As I am try to keep things fairly simple, and just start with the most commonly fixed parts on the car, I decided to talk brakes.
Now, most would agree that having brakes that work well is fairly important for a car. But when your mechanic rings you and says that your brakes need replacing, and gives you a few options - which is the right one for you? To help you make this decision, I would like to break it down a little so you can make an informed decision.
Brake Master Cylinder
There are a few different components that make up the braking system. One part that rarely needs work on, so I won't go into too much detail about (although it is still an important component), is the brake master cylinder.
The brake master cylinder holds the brake fluid, that allows you, when you depress the brake pedal, to send fluid down the lines to the brake calipers, (will talk to you about these in a bit), that makes the brake pads grip the rotors to stop the car.
Complicated - I know, but when the brake master cylinder goes, it needs to be replaced. It is located in the engine bay, so I won't have a photo of it for you. This also houses the brake fluid you may be asked to pay for to get changed (always a good idea!!).
Ok, so let's get into the bits and pieces you will hear about most. The first is brake pads. Now, I would be surprised if you hadn’t heard of these. Without good brake pads your car will not stop. Brake pads wear down over time due to friction when gripping the rotors to stop. In the picture below on the left is a worn brake pad and on the right is a new one - big difference!
Brake Pad Cradle
The next part is the brake pad cradle. This holds the brake pads in place on the rotor to stop them from moving around.
Brake Rotor/Brake Disc
The next component that you might hear about is the brake rotor or disc. Both terms are correct (so not really sure why they have 2 names for it). These are what the pads grip to, to stop the car. These also wear down over time and they have a legal thickness to them. So what that means, is when they get too thin they have to be replaced.
You may also get offered a machining of the rotors to prevent a brake shudder. This will always cost you more than just replacing the brake pads, but it is important for a couple of reasons. The first is to prevent a brake shudder. Now, I don’t know about any of you, but if you have had a brake shudder before you will never want another one again.
Interestingly, they are not actually dangerous - Michael left me driving my old Toyota Prado (big 4WD) around with very young kids, with the worst brake shudder that came through my steering wheel and made me think my wheels were going to fall off!

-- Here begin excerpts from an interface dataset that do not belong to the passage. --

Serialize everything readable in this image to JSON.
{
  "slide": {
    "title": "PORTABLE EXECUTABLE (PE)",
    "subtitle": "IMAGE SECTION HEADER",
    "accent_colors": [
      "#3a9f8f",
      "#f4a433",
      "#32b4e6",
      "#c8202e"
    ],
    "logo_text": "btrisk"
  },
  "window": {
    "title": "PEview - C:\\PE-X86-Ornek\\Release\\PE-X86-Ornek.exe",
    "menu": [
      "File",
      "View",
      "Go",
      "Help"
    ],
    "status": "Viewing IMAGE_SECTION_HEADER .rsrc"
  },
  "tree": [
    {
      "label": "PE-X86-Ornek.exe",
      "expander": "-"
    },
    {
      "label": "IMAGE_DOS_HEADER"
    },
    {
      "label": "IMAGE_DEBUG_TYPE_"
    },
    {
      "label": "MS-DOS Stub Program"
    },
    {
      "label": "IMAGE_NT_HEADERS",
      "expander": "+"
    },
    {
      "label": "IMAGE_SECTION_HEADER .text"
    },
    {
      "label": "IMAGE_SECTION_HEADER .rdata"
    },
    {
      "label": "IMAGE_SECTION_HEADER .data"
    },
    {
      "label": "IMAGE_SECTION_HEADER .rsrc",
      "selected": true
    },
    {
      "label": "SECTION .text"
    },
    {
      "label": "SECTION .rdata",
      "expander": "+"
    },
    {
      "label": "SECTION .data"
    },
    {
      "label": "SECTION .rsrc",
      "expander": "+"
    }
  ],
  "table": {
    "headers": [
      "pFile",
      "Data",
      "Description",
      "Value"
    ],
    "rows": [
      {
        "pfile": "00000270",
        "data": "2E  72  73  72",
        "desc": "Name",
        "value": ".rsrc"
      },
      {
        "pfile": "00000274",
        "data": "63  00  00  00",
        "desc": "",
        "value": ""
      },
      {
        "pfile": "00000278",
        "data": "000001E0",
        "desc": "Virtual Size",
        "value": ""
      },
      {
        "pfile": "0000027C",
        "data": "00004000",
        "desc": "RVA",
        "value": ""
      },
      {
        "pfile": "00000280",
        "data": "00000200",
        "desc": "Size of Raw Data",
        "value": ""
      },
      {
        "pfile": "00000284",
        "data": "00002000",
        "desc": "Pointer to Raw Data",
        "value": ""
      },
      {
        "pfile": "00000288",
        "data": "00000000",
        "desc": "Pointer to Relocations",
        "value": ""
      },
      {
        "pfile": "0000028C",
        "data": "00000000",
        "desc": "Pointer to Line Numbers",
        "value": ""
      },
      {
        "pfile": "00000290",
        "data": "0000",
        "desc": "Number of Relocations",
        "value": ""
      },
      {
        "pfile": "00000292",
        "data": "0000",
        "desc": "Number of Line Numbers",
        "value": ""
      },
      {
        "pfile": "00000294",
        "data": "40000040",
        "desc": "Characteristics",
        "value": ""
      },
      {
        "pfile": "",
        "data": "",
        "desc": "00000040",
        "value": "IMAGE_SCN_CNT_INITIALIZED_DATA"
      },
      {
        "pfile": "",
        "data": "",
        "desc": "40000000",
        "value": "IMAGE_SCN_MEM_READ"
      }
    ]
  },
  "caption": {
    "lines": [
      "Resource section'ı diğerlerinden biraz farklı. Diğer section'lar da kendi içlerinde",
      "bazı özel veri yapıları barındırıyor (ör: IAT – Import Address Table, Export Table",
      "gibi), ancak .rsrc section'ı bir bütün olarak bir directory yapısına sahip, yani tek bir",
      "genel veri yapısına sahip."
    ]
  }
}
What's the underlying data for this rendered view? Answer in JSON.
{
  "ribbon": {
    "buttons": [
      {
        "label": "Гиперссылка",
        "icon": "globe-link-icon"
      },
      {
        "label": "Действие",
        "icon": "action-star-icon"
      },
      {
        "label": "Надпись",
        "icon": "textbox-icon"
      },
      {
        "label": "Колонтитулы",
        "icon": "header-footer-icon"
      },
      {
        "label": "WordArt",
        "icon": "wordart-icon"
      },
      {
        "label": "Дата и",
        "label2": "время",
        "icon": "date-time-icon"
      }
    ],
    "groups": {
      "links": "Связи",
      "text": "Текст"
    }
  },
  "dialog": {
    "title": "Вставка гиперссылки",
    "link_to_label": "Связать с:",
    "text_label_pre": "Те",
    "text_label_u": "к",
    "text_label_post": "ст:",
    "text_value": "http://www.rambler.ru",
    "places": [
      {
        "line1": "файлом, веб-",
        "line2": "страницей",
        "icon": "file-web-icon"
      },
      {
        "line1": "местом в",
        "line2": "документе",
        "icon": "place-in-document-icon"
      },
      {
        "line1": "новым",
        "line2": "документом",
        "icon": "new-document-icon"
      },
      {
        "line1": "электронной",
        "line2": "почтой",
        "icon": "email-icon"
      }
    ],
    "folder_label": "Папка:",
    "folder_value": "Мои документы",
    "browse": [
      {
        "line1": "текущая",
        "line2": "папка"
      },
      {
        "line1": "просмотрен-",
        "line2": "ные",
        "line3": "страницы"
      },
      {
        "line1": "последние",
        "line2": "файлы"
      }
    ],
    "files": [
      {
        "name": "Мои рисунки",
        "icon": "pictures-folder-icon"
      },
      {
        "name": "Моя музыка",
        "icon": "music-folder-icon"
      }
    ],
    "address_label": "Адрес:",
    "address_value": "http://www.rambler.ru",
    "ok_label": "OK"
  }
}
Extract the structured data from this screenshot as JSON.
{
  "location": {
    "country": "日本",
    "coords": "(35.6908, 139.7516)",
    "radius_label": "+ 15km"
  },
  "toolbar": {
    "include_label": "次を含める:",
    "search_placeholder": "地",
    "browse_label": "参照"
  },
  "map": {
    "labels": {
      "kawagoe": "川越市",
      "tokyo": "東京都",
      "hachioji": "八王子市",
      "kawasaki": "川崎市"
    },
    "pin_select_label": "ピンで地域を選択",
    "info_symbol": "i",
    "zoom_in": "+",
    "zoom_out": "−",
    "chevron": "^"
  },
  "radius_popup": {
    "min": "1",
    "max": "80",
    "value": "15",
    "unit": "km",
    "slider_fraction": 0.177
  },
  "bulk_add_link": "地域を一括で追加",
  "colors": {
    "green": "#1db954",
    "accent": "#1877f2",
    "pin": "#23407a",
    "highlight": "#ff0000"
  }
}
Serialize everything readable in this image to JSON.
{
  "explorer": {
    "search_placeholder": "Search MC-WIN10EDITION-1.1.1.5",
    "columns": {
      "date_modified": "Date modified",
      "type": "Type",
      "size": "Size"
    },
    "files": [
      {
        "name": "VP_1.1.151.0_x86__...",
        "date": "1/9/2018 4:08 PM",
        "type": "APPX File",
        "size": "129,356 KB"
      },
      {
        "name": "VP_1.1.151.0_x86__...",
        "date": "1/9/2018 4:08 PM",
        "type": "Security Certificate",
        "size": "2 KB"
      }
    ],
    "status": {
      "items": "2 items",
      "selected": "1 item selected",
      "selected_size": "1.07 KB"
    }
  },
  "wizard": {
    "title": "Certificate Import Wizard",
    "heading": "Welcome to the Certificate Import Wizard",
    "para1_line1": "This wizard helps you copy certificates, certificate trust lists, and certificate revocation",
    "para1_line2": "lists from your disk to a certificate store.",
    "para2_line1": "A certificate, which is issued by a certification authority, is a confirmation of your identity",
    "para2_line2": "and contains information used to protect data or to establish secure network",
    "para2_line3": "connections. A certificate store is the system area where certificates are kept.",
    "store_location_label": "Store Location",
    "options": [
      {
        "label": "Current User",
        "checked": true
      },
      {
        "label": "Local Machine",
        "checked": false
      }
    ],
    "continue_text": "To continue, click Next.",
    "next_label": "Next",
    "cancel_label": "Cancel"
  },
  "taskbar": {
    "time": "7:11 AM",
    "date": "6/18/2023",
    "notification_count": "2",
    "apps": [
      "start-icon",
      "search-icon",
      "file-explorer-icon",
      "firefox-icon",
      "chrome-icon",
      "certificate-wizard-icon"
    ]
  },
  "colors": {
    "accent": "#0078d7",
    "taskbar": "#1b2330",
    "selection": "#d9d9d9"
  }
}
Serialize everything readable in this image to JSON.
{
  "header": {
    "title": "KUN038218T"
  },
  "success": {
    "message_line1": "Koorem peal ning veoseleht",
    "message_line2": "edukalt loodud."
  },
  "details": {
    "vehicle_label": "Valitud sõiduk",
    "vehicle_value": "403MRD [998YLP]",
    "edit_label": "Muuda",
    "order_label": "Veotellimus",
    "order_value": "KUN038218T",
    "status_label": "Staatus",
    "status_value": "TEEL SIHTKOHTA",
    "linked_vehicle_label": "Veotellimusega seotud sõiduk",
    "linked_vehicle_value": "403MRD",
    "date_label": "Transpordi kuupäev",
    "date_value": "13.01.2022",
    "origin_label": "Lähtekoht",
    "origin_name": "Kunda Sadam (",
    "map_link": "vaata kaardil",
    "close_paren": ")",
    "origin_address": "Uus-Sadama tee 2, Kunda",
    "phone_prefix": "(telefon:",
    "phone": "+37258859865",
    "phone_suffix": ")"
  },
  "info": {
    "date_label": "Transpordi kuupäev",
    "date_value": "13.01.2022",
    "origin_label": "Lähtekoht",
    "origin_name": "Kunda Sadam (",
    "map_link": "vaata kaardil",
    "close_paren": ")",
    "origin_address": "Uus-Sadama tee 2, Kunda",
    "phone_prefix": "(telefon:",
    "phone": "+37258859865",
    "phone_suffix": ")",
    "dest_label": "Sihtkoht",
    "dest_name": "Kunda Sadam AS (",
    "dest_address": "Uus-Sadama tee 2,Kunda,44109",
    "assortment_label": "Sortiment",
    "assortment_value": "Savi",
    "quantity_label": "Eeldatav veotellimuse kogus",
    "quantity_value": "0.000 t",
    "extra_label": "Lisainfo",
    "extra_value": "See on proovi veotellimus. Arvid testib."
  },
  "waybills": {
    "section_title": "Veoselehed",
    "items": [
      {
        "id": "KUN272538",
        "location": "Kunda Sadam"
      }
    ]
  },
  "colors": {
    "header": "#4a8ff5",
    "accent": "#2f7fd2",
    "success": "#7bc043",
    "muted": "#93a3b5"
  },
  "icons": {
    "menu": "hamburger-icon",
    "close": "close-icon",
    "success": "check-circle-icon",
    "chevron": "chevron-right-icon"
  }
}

If the rotors are thick enough then the rotors can be machined, or smoothed off, to prevent the shudder or any squeaks. Smooth rotors also prevent premature brake pad wear.
So, in short, if it is recommended to machine the rotors or replace them, it really should be done. Below is a picture of an old rotor that has a bit of rust on it and should be machined or replaced when the brakes pads need replacing.
The last item I will talk about, but also generally doesn’t need a great deal of work on, are the brake calipers. People who do a lot of off-roading will have the most issues with these. These are part of the hydraulics that make the brake pads grip the rotors. It sits over the brake pads and cradle.
Car Brake Components Reassembled
So, when it is all done and put back together it will look something like this.
The rotors in this picture have actually been replaced, not machined as they were too thin to be done.
So, hopefully I haven’t confused you and have made understanding the braking system a little easier, so when you are called, and generally put on the spot, you can decide how far you want to go with the options they give you.
Please if you have anything you would like me to write a blog on, send me message and I will make it happen!